As with other silver stain methods, the gels utilized are fragile. They should be handled only with rinsed plastic gloves to avoid stained fingerprints on the gel. Another source of contamination that can cause spurious staining is dust in the gel solutions. It is advisable that all solutions be filtered through microporous filters prior to use.
In the course of replicating published silver stains for gels, disclosed in the discussed references, it was found that certain proteins fail to show any staining, while the staining of other proteins varies considerable from gel to gel. For example, D. discoideum spore coat protein sp 96 strains with Coomassie Blue but not with the silver staining methods of References 7 or 8. This protein failed to stain with either silver stain in at least twenty attempts. When molecular weight marker proteins are stained, both silver stains showed reduced sensitivity to insulin B chain, and in this gel the method of Reference 8 showed little sensitivity to cytochrome C. Occasionally, the method Reference 7 has been found to give a staining pattern with insulin B chain and bovine serum albumin which consists of a ring staining surrounding an unstained band. In some cases with this procedure conalbumin exhibits negative staining, in that an unstained area considerably lighter than the background is found in place of a stained band. The procedure of Reference 8 could not be replicated in its staining of whole cell proteins. A few bands were extremely dark, while the bulk of the cellular proteins stain considerably less well than with Coomassie Blue.

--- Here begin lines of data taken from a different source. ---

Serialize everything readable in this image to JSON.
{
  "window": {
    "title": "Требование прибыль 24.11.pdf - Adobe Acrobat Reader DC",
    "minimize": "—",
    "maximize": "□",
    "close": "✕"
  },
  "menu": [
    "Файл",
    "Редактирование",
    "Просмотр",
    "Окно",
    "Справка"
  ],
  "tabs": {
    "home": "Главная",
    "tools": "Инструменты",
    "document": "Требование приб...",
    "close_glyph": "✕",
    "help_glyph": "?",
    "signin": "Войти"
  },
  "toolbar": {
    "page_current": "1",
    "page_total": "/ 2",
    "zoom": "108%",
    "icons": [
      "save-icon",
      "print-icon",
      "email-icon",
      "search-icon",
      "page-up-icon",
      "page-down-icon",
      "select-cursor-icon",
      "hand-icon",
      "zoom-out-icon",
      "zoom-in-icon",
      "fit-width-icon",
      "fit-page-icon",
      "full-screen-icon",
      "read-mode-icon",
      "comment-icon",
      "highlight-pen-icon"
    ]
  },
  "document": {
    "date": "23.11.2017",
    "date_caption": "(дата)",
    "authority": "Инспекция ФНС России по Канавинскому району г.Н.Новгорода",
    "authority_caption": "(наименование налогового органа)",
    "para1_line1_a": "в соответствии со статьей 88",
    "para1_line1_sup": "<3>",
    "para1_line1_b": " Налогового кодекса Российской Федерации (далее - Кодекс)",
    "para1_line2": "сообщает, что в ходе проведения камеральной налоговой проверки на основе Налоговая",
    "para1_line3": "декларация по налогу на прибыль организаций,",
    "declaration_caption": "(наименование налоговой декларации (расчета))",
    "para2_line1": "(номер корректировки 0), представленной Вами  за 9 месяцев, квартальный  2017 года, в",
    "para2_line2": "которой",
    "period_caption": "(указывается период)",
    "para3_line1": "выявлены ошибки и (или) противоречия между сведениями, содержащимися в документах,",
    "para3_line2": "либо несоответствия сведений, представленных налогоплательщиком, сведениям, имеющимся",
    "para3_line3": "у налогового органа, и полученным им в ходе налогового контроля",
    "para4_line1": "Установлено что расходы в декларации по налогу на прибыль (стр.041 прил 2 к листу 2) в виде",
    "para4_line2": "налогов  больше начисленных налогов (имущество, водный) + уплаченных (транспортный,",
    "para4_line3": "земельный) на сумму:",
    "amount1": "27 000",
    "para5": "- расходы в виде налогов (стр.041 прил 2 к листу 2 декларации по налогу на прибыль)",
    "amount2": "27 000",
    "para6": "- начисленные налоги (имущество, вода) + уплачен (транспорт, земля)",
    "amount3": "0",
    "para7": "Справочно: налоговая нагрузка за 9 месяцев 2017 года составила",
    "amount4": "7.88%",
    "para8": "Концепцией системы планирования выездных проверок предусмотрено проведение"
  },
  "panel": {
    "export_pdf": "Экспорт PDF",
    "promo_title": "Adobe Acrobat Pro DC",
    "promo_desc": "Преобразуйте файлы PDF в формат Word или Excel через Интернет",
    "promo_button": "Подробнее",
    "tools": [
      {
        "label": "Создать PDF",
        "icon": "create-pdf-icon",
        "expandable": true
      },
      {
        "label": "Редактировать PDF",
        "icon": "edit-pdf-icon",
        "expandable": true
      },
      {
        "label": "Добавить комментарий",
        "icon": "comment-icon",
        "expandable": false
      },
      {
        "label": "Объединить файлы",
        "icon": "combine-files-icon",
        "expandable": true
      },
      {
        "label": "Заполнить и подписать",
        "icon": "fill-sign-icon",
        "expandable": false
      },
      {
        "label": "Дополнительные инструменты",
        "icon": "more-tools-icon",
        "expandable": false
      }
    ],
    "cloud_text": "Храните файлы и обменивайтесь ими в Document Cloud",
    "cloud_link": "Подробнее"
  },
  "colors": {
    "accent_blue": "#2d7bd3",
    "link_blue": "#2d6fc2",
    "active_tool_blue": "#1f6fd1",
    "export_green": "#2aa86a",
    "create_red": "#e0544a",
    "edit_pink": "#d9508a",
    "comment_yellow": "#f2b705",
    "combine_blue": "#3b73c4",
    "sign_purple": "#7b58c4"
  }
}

Variable and unreliable staining reactions have been observed with histological silver stains; however, Reference 10 discloses that treating tissues with 2-mercaptoethanol immediately prior to silver impregnation gives much more reproducible results, and is discussed previously.
Examples of actual procedures according to this invention that were utilized in preparing silver stains are as follows:
1. 50% methanol, 10% acetic acid--30 min.
2. 5% methanol, 7% acetic acid--30 min.
3. 10% glutaraldehyde--30 min.
4. deionized water, several changes--2 hrs. to overnight.
5. 5 μg/ml dithiothreitol--30 min.
6. 0.1% silver nitrate--30 min.
7. rinse rapidly once with distilled water, then twice rapidly with a small amount of developer.
8. developer--until staining reaches desired intensity.
9. add 5 ml 2.3 M citric acid directly to the developer (solution will fizz)--10 min.
10. several rinses in distilled water over a 30 min. period.
11. 0.03% sodium carbonate (to prevent bleaching)--10 min.
The developer was 50 μl 37% formaldehyde in 100 ml 3% sodium carbonate.
Using the above stain, it was found that sp 96 (see above) stained well, as did all of the molecular weight marker proteins. The total cellular protein pattern resembled that of Coomassie Blue. The stain was found to be highly reproducible.
Among the advantages of the improved silver stains of this invention, are: (1) they use significantly less silver than the prior art stains; (2) they do not require special high-intensity light sources; (3) unlike ammoniacal silver stains, they do not employ unstable or potentially explosive solutions; and (4) there is virtually no surface deposition of silver, substantially reducing background staining.
The invention method is at least as sensitive as the previous published methods. Sensitivities of selected proteins are: 0.042 ng/mm2 for bovine serum albumin, 0.083 ng/mm2 for ovalbumin, and 0.17 ng/mm2 for cytochrome C. These values compare favorably to those of References 7 and 8.